═════ DATA FOR PROCESSING
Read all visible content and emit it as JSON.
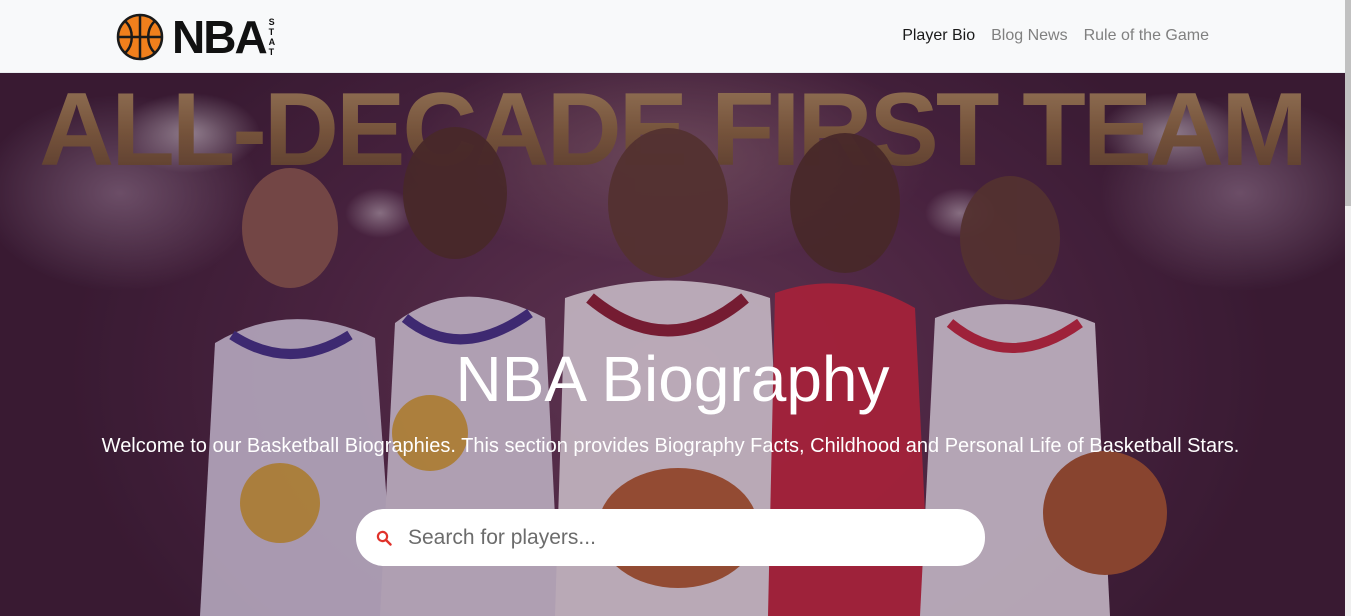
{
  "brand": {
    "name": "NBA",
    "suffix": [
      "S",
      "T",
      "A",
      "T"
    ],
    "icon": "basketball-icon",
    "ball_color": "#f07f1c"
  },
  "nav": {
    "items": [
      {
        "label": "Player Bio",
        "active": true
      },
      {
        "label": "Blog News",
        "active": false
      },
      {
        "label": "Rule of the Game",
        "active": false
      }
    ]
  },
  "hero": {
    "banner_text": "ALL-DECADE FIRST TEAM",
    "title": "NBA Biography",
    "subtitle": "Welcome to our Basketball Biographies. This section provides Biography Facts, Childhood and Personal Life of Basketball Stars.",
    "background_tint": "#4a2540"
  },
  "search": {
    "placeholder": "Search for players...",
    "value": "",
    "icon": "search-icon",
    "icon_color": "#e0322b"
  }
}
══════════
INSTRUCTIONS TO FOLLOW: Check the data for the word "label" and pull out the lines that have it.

SOLUTION:
        "label": "Player Bio",
        "label": "Blog News",
        "label": "Rule of the Game",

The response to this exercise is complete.